2013 Mumford Lecture by Marshall Berman, “Emerging from the Ruins”

On the occasion of a special event celebrating the acquisition of books and papers of the late Distinguished Prof. Marshall Berman, the school is pleased to share Berman’s Mumford Lecture from May 2, 2013, “Emerging from the Ruins.”

In the annual Mumford Lecture convened by the Graduate Urban Design Program at the City College of New York, Marshall Berman spoke in the Great Hall.

Introduction by Program Director Michael Sorkin

Marshall Berman describes ruins as a process and shares vignettes from his early childhood to help contextualize the decades of planned destruction of the central Bronx needed to make way for the Cross Bronx Expressway. He describes the brutality of urbicide, masterfully weaving a heartful narrative with the staggering statistics of loss for the borough, all-the-while cognizant of certain positive infrastructural developments that the construction precipitated. Dr. Berman draws comparisons between New York and Jerusalem and creates accessible difficult biblical passages; he analyzes political and economic conditions through Marxist ideology, and raises difficult questions such as how do people in a murdered city live?. He remains humble; he drinks a Pepsi; he celebrates rap and graffiti as meaningful methods of self-expression; he acknowledges resilience, the very act of choosing life. And most of all Marshall Berman remains hopeful, having seen what good might arise from ruins, having witnessed New York in periods of great change, strife, and introspection.

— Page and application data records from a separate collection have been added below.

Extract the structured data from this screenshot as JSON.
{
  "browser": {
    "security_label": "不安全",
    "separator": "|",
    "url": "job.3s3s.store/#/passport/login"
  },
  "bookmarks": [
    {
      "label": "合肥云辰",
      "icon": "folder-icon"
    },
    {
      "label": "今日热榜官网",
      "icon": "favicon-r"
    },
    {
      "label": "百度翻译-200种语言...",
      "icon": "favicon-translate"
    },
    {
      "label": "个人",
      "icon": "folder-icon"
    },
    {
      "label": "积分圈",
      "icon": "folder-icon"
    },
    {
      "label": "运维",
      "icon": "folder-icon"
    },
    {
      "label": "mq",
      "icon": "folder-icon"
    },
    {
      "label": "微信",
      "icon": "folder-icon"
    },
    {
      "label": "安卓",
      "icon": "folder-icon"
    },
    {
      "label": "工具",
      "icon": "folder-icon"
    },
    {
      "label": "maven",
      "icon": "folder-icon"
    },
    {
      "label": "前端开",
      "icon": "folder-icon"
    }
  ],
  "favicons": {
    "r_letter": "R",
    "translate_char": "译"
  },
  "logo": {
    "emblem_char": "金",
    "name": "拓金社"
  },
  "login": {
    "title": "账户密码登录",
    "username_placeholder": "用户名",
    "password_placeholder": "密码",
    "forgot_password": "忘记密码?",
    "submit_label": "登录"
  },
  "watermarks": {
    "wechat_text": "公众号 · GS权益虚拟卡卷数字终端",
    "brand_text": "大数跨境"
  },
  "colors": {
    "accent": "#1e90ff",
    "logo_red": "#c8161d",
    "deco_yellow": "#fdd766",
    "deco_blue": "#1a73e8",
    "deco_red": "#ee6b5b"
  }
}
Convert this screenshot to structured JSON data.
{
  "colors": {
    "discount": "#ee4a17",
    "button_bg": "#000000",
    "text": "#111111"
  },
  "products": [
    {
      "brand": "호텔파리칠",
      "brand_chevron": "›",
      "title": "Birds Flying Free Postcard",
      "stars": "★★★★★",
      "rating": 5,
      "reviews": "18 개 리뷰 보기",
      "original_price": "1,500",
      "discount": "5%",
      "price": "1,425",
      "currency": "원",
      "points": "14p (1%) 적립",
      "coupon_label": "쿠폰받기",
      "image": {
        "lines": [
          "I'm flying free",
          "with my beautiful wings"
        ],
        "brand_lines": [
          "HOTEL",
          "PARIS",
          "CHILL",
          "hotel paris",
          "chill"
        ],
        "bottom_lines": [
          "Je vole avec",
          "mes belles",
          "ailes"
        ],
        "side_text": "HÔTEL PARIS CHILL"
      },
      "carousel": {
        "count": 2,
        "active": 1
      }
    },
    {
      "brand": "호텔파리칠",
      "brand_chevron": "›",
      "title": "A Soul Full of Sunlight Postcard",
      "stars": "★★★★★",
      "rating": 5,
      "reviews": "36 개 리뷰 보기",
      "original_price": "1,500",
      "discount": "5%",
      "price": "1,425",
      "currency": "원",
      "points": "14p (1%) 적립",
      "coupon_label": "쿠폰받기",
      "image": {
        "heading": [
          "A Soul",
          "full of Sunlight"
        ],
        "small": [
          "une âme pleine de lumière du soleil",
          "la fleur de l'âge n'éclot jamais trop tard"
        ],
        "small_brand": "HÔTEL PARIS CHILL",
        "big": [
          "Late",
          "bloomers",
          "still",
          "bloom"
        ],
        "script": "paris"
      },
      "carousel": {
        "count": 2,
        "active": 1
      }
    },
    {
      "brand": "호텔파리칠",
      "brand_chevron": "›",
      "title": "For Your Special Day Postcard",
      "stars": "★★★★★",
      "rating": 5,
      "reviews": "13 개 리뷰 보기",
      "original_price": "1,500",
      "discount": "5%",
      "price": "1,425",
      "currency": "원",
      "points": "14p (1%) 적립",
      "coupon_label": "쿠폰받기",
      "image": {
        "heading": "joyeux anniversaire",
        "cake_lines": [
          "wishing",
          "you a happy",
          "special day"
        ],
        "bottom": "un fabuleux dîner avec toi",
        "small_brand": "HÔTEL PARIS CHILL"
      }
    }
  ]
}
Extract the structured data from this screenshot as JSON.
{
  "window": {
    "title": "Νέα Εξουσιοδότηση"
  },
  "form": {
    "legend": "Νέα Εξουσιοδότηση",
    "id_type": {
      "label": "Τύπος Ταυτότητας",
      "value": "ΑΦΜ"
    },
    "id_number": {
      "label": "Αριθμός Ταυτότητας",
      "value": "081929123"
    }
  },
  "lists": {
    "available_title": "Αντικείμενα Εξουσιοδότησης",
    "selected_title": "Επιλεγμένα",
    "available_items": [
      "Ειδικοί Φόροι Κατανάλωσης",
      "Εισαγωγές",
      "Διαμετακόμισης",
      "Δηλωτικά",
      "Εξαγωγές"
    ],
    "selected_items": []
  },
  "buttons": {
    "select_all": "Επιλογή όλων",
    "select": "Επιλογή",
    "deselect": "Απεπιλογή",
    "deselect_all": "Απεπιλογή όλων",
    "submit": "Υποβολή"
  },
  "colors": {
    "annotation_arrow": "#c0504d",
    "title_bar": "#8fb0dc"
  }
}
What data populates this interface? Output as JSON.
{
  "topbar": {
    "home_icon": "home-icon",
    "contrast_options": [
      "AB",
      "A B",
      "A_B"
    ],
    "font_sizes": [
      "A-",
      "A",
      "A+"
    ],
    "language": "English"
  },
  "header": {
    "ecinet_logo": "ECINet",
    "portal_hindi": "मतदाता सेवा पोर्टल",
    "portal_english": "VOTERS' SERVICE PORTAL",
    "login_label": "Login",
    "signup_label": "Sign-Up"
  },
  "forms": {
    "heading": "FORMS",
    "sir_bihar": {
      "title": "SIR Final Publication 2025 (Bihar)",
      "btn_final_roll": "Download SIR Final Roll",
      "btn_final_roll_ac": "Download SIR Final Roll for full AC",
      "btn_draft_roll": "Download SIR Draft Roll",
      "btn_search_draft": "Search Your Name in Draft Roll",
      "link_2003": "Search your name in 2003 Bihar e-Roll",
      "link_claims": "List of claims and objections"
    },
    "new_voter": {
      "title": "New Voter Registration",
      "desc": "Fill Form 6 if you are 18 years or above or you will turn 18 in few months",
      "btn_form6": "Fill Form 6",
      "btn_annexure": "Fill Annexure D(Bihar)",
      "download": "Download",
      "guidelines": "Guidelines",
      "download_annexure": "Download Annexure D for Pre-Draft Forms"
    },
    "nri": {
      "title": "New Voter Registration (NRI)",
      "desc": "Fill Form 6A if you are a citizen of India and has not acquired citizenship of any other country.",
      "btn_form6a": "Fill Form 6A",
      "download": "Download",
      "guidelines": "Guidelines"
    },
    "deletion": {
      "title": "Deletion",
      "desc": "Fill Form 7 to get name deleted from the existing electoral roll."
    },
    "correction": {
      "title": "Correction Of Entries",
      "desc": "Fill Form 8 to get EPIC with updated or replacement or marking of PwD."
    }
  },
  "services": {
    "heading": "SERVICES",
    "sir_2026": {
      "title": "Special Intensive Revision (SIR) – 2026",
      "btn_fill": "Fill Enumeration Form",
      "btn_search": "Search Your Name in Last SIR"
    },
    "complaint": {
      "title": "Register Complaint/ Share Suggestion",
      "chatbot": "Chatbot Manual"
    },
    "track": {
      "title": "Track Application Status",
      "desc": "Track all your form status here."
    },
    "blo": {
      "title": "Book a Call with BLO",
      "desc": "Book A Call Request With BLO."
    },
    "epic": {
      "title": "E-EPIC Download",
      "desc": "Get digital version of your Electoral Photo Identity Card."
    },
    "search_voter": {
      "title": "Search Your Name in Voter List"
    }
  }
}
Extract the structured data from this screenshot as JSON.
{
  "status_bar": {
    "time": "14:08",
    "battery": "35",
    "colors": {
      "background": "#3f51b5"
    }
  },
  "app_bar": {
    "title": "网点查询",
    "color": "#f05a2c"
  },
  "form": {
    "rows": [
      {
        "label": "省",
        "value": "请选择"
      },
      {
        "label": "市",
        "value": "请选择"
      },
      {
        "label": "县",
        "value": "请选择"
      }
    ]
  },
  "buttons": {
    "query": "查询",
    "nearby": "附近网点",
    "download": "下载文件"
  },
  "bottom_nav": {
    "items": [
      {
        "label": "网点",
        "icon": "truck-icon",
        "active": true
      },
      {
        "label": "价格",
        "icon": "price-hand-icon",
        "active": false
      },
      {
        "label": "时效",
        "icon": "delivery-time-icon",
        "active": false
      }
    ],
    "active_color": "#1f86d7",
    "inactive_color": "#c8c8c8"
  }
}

Marshall Berman, staunch advocate for and devotee to education, ends his lecture with this statement:

CCNY is here so people can come up, so that they can grow up smart as well as handsome. So they can learn to make new covenants, and do new things. We’re here for them. But also, for our whole cosmopolitan city. We want their learning to be collective learning. Our students have a right to this, but really our whole city has the right to this. It has the right whether it knows it or not. It has the right whether it wants it or not.

New York has a tradition of great dreams. Its urbicidal ruins felt like a cosmic mockery of all of them. And yet, our city of ruins has become a place where people coming from everywhere can work together. Cities can be places where people will have the spirit and power to look, to meet, to talk, listen, share, to be there with each other.

Marshall Berman, then-distinguished professor at City College, author of All That Is Solid Melts Into Air: The Experience of Modernity, American philosopher, Marxist, and humanist, spent his lifetime interested in ruins. He published extensively, and heldegrees from Columbia University, University of Oxford, and Harvard University. His coined term “urbicide,” defined as the murder of cities, has been employed as a lens through which to understand contemporary urban phenomenon in cities around the world, including New York, Paris, and Jerusalem.